Armenians seek to void
By David Pierson, Times Staff Writer
There's little pretense about his seasoning: a little salt, pepper, chopped onions and extra virgin olive oil. But Sarkissian says his skewers stand out the moment they meet the smoky charcoal grill he set up outside his busy establishment.
He lets his chicken, beef and pork sit about 15 minutes on thick steel grates, two inches above a bed of smoldering mesquite-flavored charcoal. The dense smoke and flame-ups coat the meat with a char and flavor he never achieved indoors with a gas grill, he said.
“People can always tell the difference,” said Sarkissian, owner of Anoush Banquets & Catering. “They want the original flavor of home.”
But in his quest for the perfect kebab, Sarkissian and other Armenian chefs have become unwitting outlaws.
In recent weeks, the question of outdoor grilling has become a divisive political issue in
“This is the epicenter for fine Armenian cuisine,” said a frustrated Councilman Ara Najarian, who believes that the grilling rules are stymieing the development of
“Most Armenians are highly sophisticated, and they demand the best. A second-rate restaurant would not make it in
While the city has struggled to strictly enforce the ban on outdoor grilling, Najarian and other backers of the rule change say it would bring outdoor kebab grilling out of the shadows and send a message that the city supports the pursuit of Armenian cuisine.
Mayor Dave Weaver, who opposes lifting the ban, believes that the debate has gotten too bitter and denounced his Armenian American colleagues on the council for “using the race card.”
“We're portrayed as anti-Armenian, and that's so far off the mark,” he said. “We got a lot of complaints saying, 'Why are you allowing them to grill outdoors?' I'm philosophically opposed to commercial grilling outside. If we open the door, then anybody from Bob's Big Boy to a barbecue place can do it.”
The city's ordinance prohibits all outdoor commercial activity without a special permit and officials have concluded that outdoor grills fall under the rules. The city has received complaints from residents about the smoke from food being grilled outside banquet halls.
“Would you like to smell other peoples' food all day long?” asked longtime resident Nancy Campbell. “We were all OK stopping smoking in a lot of public places.”
Evidence of the Armenian influence is everywhere, including on storefront signs in Armenian that dot the streetscape.
The demographic shift has not always been smooth. There have been tensions at local high schools between Latino and Armenian students.

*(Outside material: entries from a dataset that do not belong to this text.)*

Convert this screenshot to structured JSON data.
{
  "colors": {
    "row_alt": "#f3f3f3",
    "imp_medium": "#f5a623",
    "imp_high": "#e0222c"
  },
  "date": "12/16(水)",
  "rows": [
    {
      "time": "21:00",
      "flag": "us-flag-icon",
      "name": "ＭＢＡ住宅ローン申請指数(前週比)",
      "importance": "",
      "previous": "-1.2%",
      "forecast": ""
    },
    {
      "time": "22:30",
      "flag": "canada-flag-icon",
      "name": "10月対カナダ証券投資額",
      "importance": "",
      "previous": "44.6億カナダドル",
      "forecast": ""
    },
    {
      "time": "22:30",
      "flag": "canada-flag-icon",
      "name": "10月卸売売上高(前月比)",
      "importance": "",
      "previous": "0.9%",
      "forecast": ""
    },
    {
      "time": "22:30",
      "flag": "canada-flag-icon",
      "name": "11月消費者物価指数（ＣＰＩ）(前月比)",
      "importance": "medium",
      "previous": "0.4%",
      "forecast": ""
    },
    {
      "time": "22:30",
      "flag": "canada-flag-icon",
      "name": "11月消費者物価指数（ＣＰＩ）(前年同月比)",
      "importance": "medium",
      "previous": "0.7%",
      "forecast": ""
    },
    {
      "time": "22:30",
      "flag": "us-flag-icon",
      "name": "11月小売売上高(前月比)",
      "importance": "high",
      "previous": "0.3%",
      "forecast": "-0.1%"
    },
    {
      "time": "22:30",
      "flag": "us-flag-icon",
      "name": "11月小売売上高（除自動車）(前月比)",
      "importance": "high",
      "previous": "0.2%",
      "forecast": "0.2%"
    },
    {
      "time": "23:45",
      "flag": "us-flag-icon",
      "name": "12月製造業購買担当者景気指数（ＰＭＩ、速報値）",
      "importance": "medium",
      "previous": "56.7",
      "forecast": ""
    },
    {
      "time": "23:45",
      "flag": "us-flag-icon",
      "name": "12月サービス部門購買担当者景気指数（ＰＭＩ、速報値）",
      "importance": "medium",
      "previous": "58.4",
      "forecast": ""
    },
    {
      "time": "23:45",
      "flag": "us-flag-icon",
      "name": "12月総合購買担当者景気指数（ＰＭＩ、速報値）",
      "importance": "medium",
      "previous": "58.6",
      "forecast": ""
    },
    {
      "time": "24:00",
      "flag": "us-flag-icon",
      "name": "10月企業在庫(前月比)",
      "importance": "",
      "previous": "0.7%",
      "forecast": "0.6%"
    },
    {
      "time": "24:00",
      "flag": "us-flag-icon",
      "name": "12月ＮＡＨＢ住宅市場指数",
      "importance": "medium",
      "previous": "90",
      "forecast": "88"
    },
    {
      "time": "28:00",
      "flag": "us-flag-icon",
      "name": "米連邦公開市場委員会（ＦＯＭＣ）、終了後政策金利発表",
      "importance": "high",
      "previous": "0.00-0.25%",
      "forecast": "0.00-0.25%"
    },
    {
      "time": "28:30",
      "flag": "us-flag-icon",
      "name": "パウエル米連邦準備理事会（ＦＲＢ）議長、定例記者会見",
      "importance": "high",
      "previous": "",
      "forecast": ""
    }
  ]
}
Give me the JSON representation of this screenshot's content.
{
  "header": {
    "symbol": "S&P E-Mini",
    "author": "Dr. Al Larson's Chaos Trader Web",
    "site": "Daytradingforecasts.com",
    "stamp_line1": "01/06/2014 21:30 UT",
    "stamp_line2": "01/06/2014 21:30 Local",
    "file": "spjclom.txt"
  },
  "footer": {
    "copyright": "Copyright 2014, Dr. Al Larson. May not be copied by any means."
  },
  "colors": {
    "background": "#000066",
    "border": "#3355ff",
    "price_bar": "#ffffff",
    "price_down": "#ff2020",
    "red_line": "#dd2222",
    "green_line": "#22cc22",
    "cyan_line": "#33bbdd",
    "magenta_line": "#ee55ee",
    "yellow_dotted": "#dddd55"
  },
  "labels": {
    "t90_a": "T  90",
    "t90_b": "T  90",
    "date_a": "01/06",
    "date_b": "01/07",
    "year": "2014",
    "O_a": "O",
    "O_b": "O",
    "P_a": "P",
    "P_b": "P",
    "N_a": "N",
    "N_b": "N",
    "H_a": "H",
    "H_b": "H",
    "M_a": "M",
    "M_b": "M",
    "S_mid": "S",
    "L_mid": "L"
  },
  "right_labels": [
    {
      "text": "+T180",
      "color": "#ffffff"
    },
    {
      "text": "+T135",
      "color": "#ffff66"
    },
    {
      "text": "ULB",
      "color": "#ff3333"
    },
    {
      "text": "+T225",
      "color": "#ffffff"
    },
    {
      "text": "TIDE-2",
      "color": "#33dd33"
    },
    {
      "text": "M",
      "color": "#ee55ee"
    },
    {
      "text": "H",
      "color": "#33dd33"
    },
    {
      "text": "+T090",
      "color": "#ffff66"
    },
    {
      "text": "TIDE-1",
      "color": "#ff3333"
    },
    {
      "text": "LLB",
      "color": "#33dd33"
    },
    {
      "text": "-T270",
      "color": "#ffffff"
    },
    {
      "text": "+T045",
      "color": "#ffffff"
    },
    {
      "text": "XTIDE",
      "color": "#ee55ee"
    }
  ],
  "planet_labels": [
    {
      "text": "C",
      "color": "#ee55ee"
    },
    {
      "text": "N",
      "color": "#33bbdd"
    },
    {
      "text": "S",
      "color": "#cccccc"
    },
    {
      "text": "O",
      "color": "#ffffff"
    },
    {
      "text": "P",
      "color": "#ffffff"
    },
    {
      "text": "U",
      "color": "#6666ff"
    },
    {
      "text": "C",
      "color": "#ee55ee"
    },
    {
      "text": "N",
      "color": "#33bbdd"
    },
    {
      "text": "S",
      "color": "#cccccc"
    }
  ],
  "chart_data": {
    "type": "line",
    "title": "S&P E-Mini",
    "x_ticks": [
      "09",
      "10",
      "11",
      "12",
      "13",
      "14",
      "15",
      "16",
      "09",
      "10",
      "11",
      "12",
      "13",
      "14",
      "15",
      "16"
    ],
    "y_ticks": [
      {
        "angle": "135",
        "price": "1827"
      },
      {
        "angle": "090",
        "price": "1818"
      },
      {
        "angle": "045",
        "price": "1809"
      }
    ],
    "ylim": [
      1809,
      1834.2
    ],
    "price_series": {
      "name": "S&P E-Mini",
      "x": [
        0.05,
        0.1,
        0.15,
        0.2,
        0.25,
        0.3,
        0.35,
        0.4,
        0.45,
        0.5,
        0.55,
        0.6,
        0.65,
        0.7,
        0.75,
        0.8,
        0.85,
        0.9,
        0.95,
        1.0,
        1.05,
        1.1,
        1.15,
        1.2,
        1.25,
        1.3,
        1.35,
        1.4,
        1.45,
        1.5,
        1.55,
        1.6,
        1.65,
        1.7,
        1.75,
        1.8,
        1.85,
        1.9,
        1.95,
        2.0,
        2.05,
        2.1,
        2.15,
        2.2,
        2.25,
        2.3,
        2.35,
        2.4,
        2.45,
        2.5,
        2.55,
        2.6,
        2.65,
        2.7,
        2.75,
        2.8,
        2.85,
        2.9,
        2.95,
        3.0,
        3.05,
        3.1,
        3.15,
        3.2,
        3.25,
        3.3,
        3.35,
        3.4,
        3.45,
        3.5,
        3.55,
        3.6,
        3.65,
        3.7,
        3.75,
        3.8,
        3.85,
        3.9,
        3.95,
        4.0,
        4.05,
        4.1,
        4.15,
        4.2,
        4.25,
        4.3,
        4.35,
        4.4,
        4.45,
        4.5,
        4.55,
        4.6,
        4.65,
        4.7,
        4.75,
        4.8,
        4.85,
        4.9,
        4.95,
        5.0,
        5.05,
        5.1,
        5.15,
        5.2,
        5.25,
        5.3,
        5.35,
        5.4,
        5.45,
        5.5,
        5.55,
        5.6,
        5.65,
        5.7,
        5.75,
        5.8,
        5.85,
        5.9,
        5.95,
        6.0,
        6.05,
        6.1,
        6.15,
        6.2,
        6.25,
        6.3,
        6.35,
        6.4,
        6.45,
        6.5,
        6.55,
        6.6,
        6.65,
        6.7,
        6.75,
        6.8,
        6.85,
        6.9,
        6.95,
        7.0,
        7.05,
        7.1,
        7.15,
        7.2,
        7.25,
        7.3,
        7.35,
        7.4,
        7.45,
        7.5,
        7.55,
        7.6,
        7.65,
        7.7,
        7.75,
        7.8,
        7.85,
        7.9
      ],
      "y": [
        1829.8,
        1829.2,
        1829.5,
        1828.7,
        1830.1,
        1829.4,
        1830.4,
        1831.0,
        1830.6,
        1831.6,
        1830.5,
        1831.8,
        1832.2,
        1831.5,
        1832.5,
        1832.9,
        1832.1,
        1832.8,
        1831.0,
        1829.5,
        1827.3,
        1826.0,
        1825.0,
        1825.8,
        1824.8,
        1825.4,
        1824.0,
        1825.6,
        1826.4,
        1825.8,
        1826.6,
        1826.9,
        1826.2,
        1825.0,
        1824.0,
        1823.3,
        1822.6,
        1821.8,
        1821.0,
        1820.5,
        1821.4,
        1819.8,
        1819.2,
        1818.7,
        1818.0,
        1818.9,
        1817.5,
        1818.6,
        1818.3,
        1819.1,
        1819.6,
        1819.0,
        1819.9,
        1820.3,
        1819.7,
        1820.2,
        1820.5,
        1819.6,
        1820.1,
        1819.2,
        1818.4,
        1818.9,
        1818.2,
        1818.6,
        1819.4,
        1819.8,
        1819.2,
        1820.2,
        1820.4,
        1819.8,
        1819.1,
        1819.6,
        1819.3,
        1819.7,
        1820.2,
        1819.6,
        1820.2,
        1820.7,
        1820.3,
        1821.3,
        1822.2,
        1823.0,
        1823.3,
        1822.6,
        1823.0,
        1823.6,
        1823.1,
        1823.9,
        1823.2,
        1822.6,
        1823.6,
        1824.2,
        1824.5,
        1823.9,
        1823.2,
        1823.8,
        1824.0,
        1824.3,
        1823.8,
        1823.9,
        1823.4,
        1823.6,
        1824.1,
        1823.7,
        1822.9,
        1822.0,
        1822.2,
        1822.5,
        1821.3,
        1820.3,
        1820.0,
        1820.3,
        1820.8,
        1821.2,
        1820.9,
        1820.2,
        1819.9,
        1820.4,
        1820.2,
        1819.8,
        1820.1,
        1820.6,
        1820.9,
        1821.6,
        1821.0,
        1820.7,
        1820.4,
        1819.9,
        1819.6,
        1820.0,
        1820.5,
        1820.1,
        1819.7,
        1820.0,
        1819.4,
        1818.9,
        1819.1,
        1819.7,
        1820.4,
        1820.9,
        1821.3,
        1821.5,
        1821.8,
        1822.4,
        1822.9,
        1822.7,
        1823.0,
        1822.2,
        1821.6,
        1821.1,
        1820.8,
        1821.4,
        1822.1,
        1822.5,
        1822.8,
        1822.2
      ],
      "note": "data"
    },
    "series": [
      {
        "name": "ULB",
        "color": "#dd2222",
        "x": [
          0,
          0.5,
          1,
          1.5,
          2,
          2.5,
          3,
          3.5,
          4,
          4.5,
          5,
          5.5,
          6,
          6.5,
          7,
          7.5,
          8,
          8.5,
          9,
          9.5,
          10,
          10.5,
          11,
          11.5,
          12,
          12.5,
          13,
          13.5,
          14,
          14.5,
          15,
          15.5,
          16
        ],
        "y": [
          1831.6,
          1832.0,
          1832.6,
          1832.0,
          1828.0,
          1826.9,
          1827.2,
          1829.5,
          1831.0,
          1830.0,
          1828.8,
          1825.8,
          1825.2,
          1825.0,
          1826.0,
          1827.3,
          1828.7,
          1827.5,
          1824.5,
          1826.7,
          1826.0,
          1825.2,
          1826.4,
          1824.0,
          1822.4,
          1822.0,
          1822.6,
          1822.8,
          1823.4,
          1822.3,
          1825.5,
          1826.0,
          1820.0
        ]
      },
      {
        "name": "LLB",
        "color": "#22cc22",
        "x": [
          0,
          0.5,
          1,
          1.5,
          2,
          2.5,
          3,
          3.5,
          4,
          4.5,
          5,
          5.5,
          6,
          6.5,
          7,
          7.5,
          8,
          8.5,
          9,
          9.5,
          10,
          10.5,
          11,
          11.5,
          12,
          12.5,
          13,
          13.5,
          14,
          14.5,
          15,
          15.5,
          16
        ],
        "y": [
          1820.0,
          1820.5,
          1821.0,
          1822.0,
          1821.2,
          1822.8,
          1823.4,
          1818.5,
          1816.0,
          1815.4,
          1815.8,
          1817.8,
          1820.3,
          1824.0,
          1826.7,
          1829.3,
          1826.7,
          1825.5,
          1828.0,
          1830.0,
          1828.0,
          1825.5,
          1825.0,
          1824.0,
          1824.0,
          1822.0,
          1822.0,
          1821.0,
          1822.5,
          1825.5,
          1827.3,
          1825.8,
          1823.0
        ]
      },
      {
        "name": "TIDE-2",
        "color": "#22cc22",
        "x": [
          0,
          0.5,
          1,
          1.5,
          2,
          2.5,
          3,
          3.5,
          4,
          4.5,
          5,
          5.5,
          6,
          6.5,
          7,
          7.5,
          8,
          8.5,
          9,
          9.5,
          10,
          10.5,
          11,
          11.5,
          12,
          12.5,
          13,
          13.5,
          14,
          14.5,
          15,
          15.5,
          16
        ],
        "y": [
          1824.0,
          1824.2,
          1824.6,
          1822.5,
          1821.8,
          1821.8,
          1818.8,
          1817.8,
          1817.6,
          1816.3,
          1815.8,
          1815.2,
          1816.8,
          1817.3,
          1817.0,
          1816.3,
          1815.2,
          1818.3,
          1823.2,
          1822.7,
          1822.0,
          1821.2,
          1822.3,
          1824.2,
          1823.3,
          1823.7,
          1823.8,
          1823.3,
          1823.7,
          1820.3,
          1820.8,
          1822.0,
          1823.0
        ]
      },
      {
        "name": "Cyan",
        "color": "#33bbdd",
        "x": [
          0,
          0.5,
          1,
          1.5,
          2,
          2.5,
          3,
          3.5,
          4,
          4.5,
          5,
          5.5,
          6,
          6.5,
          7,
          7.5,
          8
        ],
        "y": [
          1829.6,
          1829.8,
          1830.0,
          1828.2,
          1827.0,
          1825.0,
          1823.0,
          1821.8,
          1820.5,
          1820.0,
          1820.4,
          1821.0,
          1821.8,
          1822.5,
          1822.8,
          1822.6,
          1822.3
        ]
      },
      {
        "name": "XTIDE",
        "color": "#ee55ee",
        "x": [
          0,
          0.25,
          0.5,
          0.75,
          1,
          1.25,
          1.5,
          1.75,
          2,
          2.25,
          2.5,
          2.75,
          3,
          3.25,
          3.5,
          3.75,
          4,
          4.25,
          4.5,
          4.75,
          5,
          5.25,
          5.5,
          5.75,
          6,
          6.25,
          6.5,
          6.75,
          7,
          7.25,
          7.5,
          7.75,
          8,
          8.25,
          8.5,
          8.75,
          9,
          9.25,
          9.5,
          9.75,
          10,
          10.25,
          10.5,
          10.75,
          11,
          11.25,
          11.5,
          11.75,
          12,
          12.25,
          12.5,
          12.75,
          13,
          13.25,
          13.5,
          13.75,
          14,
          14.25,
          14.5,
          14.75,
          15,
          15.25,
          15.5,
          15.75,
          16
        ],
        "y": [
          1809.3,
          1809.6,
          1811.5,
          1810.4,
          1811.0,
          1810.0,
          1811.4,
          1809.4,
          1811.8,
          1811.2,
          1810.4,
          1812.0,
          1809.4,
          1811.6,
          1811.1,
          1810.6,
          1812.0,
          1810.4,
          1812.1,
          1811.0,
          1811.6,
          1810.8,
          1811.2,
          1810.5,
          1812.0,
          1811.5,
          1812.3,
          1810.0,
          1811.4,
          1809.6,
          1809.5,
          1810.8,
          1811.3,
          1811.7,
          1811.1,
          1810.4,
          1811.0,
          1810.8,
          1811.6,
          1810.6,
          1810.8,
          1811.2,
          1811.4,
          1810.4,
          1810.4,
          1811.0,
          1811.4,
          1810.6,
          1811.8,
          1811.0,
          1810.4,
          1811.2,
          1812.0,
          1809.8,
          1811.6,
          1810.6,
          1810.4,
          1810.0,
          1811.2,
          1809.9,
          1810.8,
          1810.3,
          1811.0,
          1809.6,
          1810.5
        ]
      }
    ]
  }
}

The Armenian community itself has evolved into a diverse group, with some in wealthy neighborhoods in the hills and poorer immigrants struggling in south
As in many cultures, the common denominator is food.
Armenian restaurants have popped up all over town, but the most prominent are the sprawling upscale banquet halls that are fully booked every weekend for weddings, birthdays and graduations. Patronage is not restricted to Armenians.
The Armenian-owned Renaissance Restaurant, a behemoth business on